### ASSIGNED TASK
Report every line in the records below that holds the word "desc".

### DATA EXTRACT
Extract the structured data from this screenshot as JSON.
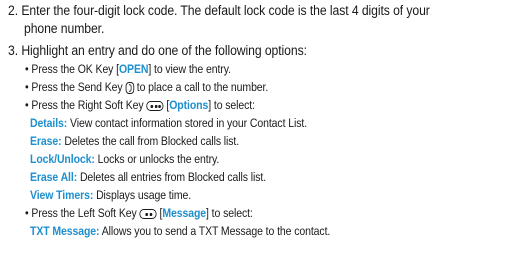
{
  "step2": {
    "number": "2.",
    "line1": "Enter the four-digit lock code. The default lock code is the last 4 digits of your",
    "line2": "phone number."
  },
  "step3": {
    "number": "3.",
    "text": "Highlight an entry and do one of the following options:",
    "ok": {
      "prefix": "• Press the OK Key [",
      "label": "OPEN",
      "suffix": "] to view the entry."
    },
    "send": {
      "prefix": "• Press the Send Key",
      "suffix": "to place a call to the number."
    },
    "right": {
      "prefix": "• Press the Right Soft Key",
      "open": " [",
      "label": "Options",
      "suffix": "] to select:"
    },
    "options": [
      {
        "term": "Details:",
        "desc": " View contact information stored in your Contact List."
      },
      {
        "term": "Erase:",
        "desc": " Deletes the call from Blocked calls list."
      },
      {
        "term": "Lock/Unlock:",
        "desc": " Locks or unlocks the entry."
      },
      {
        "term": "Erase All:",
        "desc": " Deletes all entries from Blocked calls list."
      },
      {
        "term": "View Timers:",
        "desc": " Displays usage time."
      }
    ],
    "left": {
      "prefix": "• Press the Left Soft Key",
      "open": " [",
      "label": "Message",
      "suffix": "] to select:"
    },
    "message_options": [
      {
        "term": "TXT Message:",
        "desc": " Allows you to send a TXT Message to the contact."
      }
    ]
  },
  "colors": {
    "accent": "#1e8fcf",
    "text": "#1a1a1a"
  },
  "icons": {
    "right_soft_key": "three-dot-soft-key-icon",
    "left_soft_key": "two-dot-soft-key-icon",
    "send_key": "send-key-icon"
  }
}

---

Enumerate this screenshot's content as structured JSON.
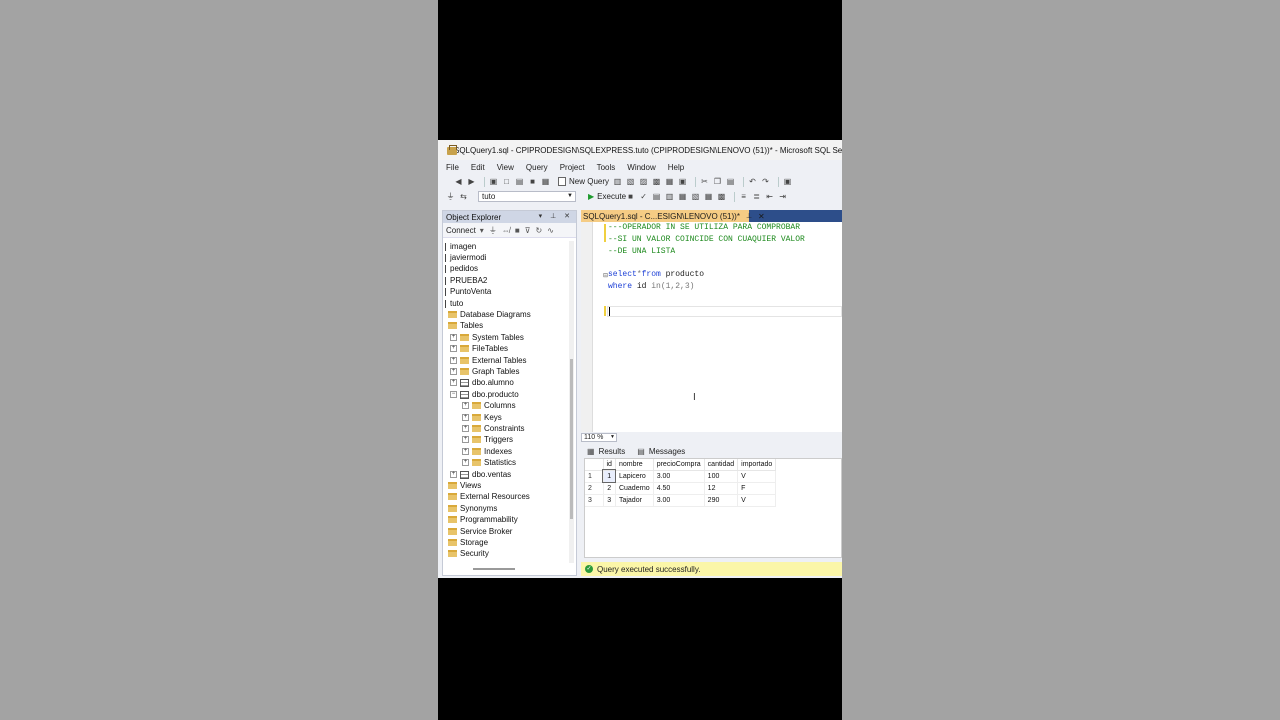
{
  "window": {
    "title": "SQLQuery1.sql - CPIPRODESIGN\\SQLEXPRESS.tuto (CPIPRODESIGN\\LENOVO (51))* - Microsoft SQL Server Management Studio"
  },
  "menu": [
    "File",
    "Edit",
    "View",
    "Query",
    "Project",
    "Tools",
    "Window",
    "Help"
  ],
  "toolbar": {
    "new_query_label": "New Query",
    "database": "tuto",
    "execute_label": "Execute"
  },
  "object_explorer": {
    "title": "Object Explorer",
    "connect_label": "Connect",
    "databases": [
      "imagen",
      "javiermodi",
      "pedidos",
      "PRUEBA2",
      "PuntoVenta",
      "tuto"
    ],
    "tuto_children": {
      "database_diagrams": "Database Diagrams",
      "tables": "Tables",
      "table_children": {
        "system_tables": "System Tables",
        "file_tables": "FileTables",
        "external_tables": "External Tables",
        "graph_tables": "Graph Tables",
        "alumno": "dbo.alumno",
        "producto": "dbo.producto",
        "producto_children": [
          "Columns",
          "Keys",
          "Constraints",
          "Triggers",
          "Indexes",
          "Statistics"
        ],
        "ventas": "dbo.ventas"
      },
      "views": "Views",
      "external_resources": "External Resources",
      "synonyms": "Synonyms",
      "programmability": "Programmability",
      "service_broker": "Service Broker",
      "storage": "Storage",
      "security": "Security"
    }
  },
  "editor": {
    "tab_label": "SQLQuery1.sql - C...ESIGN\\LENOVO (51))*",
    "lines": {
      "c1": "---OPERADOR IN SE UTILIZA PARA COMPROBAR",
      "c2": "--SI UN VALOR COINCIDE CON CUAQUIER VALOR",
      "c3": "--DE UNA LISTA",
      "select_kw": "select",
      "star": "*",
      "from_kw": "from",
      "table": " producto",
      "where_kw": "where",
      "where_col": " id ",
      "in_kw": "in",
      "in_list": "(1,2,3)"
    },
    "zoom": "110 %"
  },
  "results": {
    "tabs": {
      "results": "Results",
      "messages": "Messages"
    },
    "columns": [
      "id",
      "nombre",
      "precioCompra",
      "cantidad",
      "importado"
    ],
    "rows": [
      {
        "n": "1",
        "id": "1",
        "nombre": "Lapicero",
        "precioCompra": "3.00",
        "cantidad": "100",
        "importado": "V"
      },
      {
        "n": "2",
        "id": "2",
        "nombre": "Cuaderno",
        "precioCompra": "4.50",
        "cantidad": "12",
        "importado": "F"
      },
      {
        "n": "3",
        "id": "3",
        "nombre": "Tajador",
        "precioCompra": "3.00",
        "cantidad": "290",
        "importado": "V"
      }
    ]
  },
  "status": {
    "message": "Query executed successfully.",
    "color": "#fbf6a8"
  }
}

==

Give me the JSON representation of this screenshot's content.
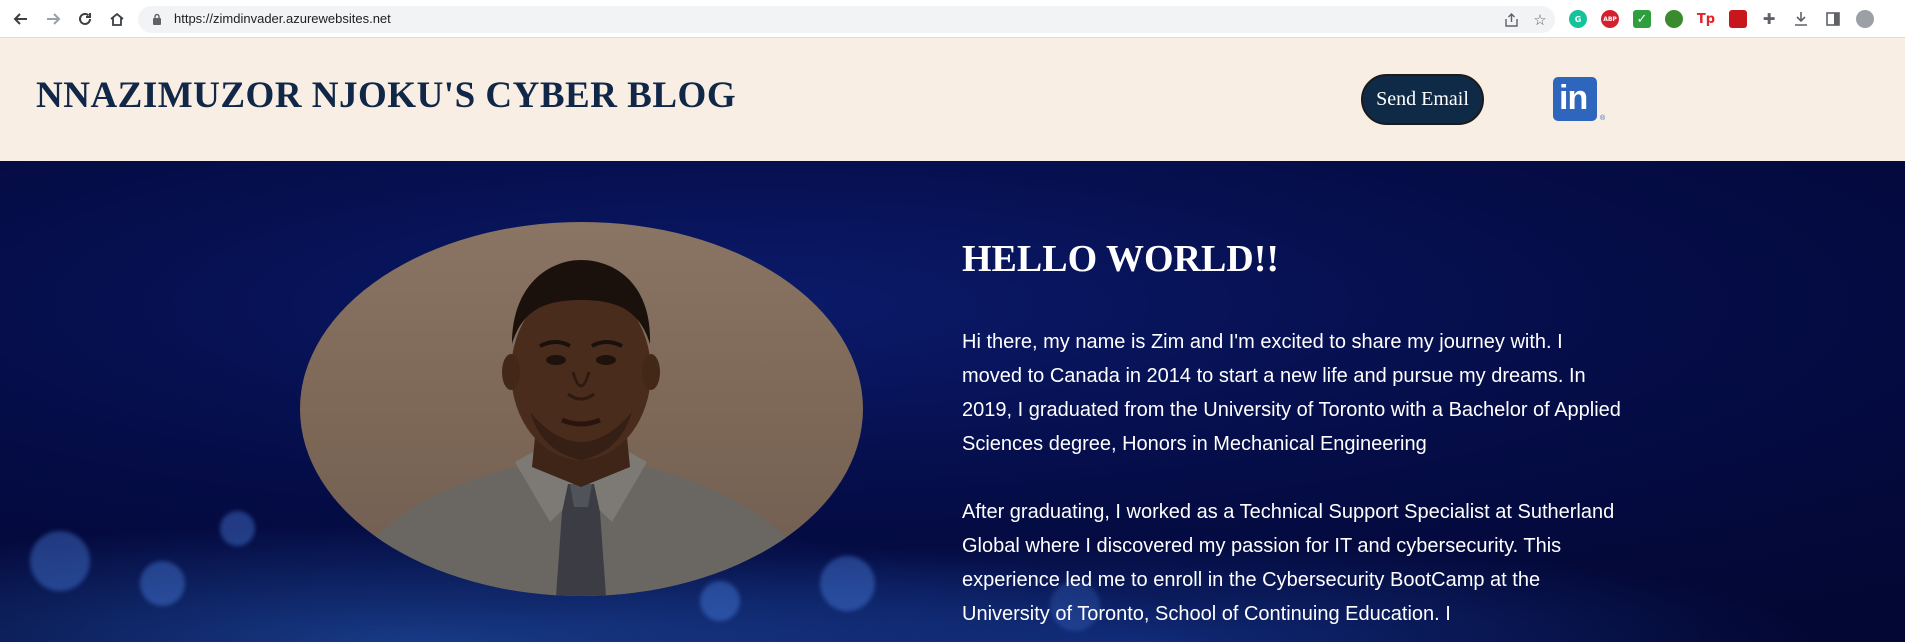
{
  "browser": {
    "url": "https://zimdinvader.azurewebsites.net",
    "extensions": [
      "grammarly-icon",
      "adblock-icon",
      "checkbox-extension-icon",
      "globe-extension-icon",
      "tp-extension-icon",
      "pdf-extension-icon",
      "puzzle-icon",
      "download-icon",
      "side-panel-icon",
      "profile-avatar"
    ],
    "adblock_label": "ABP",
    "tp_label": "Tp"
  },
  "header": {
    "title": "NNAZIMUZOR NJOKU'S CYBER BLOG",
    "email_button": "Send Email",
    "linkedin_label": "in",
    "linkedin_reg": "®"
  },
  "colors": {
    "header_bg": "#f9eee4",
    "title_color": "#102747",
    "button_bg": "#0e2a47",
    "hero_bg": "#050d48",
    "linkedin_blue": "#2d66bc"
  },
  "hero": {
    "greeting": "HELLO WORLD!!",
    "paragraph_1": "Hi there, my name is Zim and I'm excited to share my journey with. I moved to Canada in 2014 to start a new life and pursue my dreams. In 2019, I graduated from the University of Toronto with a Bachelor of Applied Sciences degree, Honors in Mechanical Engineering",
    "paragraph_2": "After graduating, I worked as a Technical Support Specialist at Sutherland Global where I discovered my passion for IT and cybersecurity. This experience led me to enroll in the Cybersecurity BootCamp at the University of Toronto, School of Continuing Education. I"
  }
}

### PROBLEM SOLUTION
        "desc": " View contact information stored in your Contact List."
        "desc": " Deletes the call from Blocked calls list."
        "desc": " Locks or unlocks the entry."
        "desc": " Deletes all entries from Blocked calls list."
        "desc": " Displays usage time."
        "desc": " Allows you to send a TXT Message to the contact."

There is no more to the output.